How Can Network Signal Boosters Accelerate 5G mmWave Deployments?

Subscribe To Download This Insight

4Q 2021 | IN-6348

A hybrid mmWave network architecture combining network signal boosters and gNodeBs could become the preferred way for operators to mitigate network deployment costs while still reaching a large proportion of users.

Registered users can unlock up to five pieces of premium content each month.

Log in or register to unlock this Insight.


Network Signal Boosters Help Mitigate mmWave Deployment Cost While Expanding Coverage


Millimeter Wave (mmWave) promises multi-Gigabit speed and extreme capacity to unlock the full potential of 5G, but it is accompanied by coverage and building penetration issues, leading to a lower performance and higher cost to deploy. A network signal booster takes signals from nearby sites, amplifies, and then retransmits the signals to previously underserved areas. Deploying network signal boosters may be a fast and inexpensive option to expand network coverage compared to building more gNodeB stations, but they do not necessarily add additional capacity to the network.

What is the Role of Network Signal Boosters in mmWave Deployments?


Poor coverage and penetration are the main obstacles for mmWave. To achieve the coverage and speeds promised by mmWave, it is necessary to add more cell sites. However, the level of network densification required poses challenges such as cost, space, regulation, and the complexity of building thousands of sites. The introduction of network signal boosters helps to address some of the issues in some cases, creating a greater degree of certainty and encouraging more investments in mmWave.

By installing network signal boosters between the sites and the served areas, network coverage can be increased significantly which in turn leads to higher user experience, but not too much in terms of physical infrastructure, which is convenient and particularly helpful in busy city areas. By using network signal boosters where possible, operators can minimize the number of gNodeB installation, which reduces network deployment cost. Moreover, signal boosters do not require fiber backhaul, consume less power, and provide even more benefits if there is the option to be powered by solar, contributing to an overall lower network deployment expenditure and operational cost.

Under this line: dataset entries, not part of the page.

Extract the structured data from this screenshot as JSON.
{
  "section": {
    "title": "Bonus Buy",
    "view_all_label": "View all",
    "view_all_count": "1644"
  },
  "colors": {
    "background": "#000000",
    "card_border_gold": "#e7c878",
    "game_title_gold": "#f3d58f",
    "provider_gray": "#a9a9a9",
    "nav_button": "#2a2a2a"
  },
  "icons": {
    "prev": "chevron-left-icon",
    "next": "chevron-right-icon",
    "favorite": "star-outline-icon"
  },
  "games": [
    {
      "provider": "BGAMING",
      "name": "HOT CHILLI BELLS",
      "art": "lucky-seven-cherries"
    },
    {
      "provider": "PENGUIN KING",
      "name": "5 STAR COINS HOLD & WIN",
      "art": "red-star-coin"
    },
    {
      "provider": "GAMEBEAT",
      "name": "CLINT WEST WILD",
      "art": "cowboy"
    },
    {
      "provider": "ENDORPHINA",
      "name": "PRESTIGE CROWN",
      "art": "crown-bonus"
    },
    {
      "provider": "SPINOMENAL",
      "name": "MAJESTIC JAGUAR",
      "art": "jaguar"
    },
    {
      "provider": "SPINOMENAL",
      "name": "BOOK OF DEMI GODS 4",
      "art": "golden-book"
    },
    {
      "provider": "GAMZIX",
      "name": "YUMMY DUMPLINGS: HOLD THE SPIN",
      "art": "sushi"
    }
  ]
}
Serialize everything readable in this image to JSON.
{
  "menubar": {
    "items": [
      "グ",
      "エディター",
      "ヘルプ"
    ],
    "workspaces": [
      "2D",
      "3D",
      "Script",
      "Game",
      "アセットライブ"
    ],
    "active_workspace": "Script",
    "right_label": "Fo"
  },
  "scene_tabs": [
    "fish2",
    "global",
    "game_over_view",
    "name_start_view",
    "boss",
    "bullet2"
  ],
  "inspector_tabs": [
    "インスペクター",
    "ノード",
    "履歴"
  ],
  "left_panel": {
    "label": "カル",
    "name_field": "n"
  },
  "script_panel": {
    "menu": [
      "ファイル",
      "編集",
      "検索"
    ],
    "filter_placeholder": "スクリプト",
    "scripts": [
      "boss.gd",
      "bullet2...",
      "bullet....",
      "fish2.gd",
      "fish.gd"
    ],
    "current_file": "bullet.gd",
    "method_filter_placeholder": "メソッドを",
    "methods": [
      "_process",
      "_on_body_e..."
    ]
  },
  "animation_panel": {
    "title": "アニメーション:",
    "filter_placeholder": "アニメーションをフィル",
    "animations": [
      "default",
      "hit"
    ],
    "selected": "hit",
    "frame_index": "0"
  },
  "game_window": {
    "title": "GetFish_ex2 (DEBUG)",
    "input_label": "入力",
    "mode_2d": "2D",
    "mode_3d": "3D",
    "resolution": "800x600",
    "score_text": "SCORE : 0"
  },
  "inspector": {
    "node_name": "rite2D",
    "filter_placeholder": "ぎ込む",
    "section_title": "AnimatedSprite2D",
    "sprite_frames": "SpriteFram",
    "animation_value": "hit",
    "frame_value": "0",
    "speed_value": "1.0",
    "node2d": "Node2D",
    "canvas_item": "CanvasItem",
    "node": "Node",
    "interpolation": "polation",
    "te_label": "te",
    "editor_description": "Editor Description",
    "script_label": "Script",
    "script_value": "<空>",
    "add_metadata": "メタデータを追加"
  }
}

To estimate the savings delivered by mmWave boosters, a case study was carried out to compare the cost between deploying a SureCall signal booster and an additional gNodeB site when providing mmWave-based service. Results showed that deploying a network signal booster requires around 10-15% of the cost of a new gNodeB installation, depending on whether the cost of building fiber to the pole is included. While a network signal booster is capable of offering similar coverage of a gNodeB, it does not contribute to any capacity improvement. The study concludes that a hybrid mmWave network architecture combining network signal boosters and gNodeBs could become the preferred way for operators to mitigate network deployment costs while still reaching a large proportion of users.

Will Network Signal Boosters Accelerate mmWave Deployments?


Sustainability is becoming a fundamental purpose for operators, as they are actively investing in options that enable low energy, low carbon, and low cost. Using network signal booster is a good solution as they consume little power (i.e., 30 Watts) and have the option to be powered by renewable energy sources such as solar, which saves energy costs and mitigates carbon footprint.

Although network signal boosters offer greater flexibility and lower costs, they can equally create issues. For example, operators may still need to obtain permits when installing them onto street furniture and buildings in some regions, which can be a lengthy and complex process. There could be a limitation on the number of signal boosters that can be installed within a network. Network signal boosters do help with coverage, but they use the existing capacity of the existing gNodeB and do not add to the overall capacity. Although this is not an issue for mmWave for now, as there is massive bandwidth available, it may become a concern in the future.

Network signal boosters could play a role in speeding up mmWave deployment, but it is not clear how big the potential is. Access to mmWave spectrum is still limited and sub-6 GHz networks may not become congested in the next two years for many regions. Many operators will not turn to mmWave until they are forced to do so.